Hagar will share his expertise and stories in lectures at CMC on January 11 and 12. Immediately following each lecture, he will be available in the Destination Moon: The Apollo 11 Mission exhibition for gallery talks, discussing his deep first-hand knowledge of the Apollo 11 command module Columbia. The lectures and gallery talks are included with admission to Destination Moon. Lectures are at 11 a.m. and 1 p.m. both Saturday, January 11 and Sunday, January 12.

In his 12 years at NASA, Hagar worked on every Apollo launch, from Apollo 1 through 17. He was near the Apollo 1 command module when it burst into flames in January 1967, killing astronauts Virgil “Gus” Grissom, Ed White and Roger Chaffee. Hearing the alarm calls on the radio communications, Hagar ran toward the launch pad but was blown back when an oxygen tank on the craft exploded. After the fire was extinguished, Hagar was one of the first to the spacecraft and was part of the investigative team searching for the cause of the fire. He and other NASA engineers applied those lessons learned during their investigation to a redesign of the Apollo command module, which were tested on several unmanned flights before sending the first astronauts into space aboard the spacecraft with Apollo 7.

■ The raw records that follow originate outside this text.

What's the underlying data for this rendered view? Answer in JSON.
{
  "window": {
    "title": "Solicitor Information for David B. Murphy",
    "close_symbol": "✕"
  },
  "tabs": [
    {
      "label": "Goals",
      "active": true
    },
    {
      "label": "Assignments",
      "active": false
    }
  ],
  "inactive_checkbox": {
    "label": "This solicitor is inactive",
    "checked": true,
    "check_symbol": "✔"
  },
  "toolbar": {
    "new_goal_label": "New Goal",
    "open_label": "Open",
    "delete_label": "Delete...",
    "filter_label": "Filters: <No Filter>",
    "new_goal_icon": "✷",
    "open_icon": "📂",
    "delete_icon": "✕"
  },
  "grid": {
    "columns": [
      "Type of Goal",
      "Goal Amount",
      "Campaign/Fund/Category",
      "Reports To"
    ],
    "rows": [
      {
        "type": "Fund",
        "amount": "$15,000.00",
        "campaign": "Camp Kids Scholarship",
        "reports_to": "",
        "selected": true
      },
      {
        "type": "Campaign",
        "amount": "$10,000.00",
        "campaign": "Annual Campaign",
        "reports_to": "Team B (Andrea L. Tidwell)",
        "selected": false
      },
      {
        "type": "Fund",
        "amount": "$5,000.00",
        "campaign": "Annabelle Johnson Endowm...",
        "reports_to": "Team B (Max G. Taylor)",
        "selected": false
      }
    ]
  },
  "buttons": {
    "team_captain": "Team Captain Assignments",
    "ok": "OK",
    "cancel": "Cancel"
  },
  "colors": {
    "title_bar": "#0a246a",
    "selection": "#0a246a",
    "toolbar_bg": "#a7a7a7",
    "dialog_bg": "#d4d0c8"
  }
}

In his role, Hagar worked with Apollo 11 astronauts Neil Armstrong, Buzz Aldrin and Michael Collins, training them on the Apollo command module’s systems. He was one of many who helped make the historic lunar landing possible. And one of the few to make five more landings possible, safely sending 33 Apollo astronauts into space and returning them home.

Prior to joining NASA, Hagar, originally from Delaware, Ohio, served in the U.S. Navy, working on A-3 Vigilante bombers. As an electronics engineer he worked on the bomber’s electronics systems, performing maintenance and repairs. In 1966 he moved to Florida to work on the Apollo program as a command module electrical engineer. His primary role was to train astronauts on the flight systems and computers.

If you can’t make it to Hagar’s talks, you can still see the Apollo 11 command module Columbia, Aldrin’s iconic gold-visored helmet and gloves and more than a dozen other artifacts flown aboard the historic mission in Destination Moon: The Apollo 11 Mission before it closes February 17.
Visit to purchase tickets or to learn more.


About Cincinnati Museum Center
Cincinnati Museum Center (CMC) at Union Terminal is a nationally recognized institution and national historic landmark. Dedicated to sparking community dialogue, insight and inspiration, CMC was awarded the 2009 National Medal for Museum and Library Service from the Institute of Museum and Library Services and received accreditation from the American Alliance of Museums in 2012. CMC is one of a select few museums in the nation with both of these honors, making it a unique asset and a vital community resource. Union Terminal has been voted the nation's 45th most important building by the American Institute of Architects. Organizations within CMC include the Cincinnati History Museum, Duke Energy Children's Museum, Museum of Natural History & Science, Robert D. Lindner Family OMNIMAX® Theater and Cincinnati History Library & Archives. Recognized by Forbes Traveler Magazine as the 17th most visited museum in the country, CMC welcomes more than one million visitors annually. For more information, visit